Interface dataset entries

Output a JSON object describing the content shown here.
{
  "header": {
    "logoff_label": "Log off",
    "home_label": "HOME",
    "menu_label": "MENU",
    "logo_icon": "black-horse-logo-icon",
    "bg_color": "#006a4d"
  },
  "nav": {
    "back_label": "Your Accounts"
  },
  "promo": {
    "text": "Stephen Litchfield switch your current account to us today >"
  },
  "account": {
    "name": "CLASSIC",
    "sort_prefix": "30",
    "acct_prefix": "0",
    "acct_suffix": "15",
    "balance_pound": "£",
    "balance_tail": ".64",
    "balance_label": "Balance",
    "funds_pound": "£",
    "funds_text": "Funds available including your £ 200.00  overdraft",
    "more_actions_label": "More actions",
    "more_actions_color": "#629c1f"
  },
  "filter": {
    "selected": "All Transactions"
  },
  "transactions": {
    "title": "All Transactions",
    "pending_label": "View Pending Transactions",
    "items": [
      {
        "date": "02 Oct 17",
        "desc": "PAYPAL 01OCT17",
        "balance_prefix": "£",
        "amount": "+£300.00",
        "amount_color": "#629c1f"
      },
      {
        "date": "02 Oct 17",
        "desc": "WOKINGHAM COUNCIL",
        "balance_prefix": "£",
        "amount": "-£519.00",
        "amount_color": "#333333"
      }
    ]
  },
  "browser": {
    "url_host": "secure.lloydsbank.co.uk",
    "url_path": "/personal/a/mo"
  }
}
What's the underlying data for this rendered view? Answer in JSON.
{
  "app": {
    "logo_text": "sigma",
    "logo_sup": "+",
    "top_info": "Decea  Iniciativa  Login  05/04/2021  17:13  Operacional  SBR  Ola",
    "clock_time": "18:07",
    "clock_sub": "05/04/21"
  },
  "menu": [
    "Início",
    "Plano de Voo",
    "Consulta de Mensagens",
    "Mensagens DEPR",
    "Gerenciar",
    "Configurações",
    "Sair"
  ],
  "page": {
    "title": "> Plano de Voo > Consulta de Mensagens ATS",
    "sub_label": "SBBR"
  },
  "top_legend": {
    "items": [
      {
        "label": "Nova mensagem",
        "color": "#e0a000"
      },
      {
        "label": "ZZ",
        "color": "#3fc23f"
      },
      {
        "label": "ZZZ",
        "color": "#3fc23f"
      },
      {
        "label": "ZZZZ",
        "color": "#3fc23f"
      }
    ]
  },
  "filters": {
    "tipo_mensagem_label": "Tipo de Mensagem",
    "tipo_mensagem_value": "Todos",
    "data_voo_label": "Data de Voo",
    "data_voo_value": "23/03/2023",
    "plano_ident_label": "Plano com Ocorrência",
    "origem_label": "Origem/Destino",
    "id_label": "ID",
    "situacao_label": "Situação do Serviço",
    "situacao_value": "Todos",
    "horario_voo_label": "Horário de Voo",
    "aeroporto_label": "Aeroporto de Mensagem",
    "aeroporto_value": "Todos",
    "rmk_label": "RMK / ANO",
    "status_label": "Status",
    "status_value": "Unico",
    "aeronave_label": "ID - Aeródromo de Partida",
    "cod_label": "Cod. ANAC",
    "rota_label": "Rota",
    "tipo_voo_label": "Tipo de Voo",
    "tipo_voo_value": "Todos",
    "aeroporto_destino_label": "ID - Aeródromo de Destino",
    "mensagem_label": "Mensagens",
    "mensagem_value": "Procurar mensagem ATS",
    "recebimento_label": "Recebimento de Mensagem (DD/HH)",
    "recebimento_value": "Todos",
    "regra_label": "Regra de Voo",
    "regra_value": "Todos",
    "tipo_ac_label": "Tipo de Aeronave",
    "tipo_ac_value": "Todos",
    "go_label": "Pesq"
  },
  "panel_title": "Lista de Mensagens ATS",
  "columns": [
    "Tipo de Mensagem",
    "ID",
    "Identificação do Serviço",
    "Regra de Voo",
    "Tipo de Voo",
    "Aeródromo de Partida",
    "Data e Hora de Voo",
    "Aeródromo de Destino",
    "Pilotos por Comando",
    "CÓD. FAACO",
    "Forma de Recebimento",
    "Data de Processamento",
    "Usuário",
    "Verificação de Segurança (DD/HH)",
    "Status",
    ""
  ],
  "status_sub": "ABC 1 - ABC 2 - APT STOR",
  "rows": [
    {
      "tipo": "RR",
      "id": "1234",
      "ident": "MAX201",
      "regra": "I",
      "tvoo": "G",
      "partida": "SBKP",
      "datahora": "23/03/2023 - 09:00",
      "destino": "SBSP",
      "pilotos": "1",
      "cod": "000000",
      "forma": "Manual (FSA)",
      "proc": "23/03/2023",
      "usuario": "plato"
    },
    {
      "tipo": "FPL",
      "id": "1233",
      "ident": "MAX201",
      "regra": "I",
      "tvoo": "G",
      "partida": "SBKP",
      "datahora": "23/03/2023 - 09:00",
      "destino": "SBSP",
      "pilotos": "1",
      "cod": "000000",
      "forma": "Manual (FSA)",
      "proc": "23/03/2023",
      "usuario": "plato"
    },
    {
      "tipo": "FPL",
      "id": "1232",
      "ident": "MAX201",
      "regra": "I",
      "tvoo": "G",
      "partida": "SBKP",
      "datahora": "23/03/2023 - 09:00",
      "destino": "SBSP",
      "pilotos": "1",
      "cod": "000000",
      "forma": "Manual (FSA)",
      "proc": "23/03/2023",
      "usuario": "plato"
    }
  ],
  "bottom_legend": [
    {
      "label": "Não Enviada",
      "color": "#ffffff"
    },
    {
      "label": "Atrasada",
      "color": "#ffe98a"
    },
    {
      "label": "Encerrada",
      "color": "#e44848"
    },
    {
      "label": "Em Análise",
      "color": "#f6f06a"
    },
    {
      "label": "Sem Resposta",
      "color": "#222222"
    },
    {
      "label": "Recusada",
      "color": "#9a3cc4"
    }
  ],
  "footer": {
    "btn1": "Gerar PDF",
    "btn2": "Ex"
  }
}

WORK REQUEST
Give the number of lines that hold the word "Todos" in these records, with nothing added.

RESULT OF THIS EXERCISE
7